Us House Legalization

Today`s vote underscored the growing divide between parties — and even among Democrats — over how cannabis policy should be approached. Despite growing support from GOP lawmakers for legalization and polls showing two-thirds of Americans support the position, only three Republicans voted for the marijuana reinvestment and write-off law. Mace says his cannabis reform bill — the State Reform Act — is doing better among his county`s new Republican voters than widespread legalization at the federal level. but she also faces a tough primary in May and was recently criticized by Super PAC ads for her support for cannabis legalization. To do this, I look at the difference in position on cannabis between candidates who won their primaries and those who lost. As Table 5 shows, among all candidates, winners were much more likely to tackle the cannabis problem (33.3%) than losers in congressional primaries (9.5%). These numbers include winning candidates who were more likely to oppose cannabis legalization (6.0%) than losing candidates (0.5%). However, winning candidates were also significantly more likely to support cannabis reform (22.2%) than losers (8.4%). Another way to look at this data is to divide states according to whether they run for Congress into the 19 states that are completely legal, the 19 states that only have medical treatments, or the 12 states that have neither. As Table 3 shows, the legal status of cannabis in a state does not have any effect on whether a candidate addresses the issue: between 80.2% and 82.9% of candidates in any type of state remain silent about it. Applicants in fully legal states (15.9%) are more likely to support cannabis legalization than in purely medical (12.2%) or non-legal (11.7%) states. The House of Representatives on Friday passed a bill to legalize marijuana by a vote of 220 to 204, largely along party lines and still with no real path to President Joe Biden`s office. One argument is that federal officials — in the executive branch and Congress — simply don`t care enough about the problem to solve it.

To answer this question, I`ve included coding on cannabis reform in the Brookings Primaries 2022 project. The Brookings Primaries Project reviews the views publicly expressed by all candidates in the U.S. congressional primaries. We coded each candidate on a four-point scale: whether they supported the legalization or decriminalization of cannabis, whether they only supported medical legalization, whether their position was complex or indecipherable, and whether they did not mention the issue at all. Bentz said legalization has been a disaster for Oregon, explaining that drug cartels steal water and threaten residents.
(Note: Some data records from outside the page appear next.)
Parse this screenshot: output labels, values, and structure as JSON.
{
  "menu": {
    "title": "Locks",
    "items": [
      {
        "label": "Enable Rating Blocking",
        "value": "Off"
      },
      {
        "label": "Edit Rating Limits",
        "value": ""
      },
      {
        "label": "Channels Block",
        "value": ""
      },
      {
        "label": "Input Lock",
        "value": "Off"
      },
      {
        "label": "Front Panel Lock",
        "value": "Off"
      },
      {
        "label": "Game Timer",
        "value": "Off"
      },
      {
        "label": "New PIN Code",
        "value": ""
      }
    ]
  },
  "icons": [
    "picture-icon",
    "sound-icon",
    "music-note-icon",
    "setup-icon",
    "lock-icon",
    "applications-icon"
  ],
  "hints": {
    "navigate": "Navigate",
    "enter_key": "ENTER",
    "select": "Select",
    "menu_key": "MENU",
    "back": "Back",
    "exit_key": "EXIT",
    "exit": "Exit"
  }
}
He also says the 8% tax rate would make legal weed 30% more expensive, giving illegal operators a nice margin to take advantage of it. Meanwhile, Senate Majority Leader Chuck Schumer, D-N.Y., worked with Senators Ron Wyden, D-Ore., and Cory Booker, D-N.J., to create similar legalization bills in their chambers. The chances of passing such a bill in the Senate seem slim, as Democrats would need all their members and 10 Republicans to overcome the 60-vote hurdle required for a final vote. Morgan Fox, political director of the National Organization for Marijuana Law Reform, said, “It`s time for federal lawmakers to set aside partisan political differences and recognize that state-level legalization policies are publicly popular, successful, and in the best interest of our nation.” In public polls, it is true that there are differences between the support of Democratic voters (83%) for cannabis reform and the support of Republican voters (50%).

However, the above poll data shows that there is still a clear gap between what voters want and what candidates are willing to say on the issue. For example, only 2% of Republican candidates in the primaries supported cannabis reform, although 50% of GOP voters supported the policy. And even though one-third of Democratic primaries support legalization, that`s nothing compared to Gallup`s more than 80 percent support among Democrats. Cannabis is legal for adults in 19 states and for medical purposes in 36 states. This law would end the federal ban, but leave legalization to the states. The legal industry generated $25 billion in revenue last year, up 43 percent from 2020, and is expected to reach $65 billion in 2030. The MORE bill would require 60 votes to pass the Senate, which is unlikely. Not all Democrats in the Senate support legalization, and if the three House Republicans who voted for MORE are a barometer, it won`t get much GOP support. In fact, six Democrats voted against the bill in 2020, but only two voted against the MORE Act on Friday.

One of the lawmakers who have already voted against the bill — Rep. Conor Lamb of Pennsylvania — is in a tough primary race with Lt. Gen. John Fetterman for the Democratic nomination for the open seat in the Pennsylvania Senate. Fetterman has been a strong advocate for cannabis legalization, both for his state and at the federal level. This time, Lamb voted for the bill. It`s clear that among all the candidates, all Democrats, and all Republicans, no one public stance on cannabis was the most popular strategy in the 2022 congressional primaries. However, among the candidates who opted for a clear position on cannabis, Republicans were more opposed to legalization than in favor, and the reverse is true for Democratic primary candidates who took a stand on cannabis.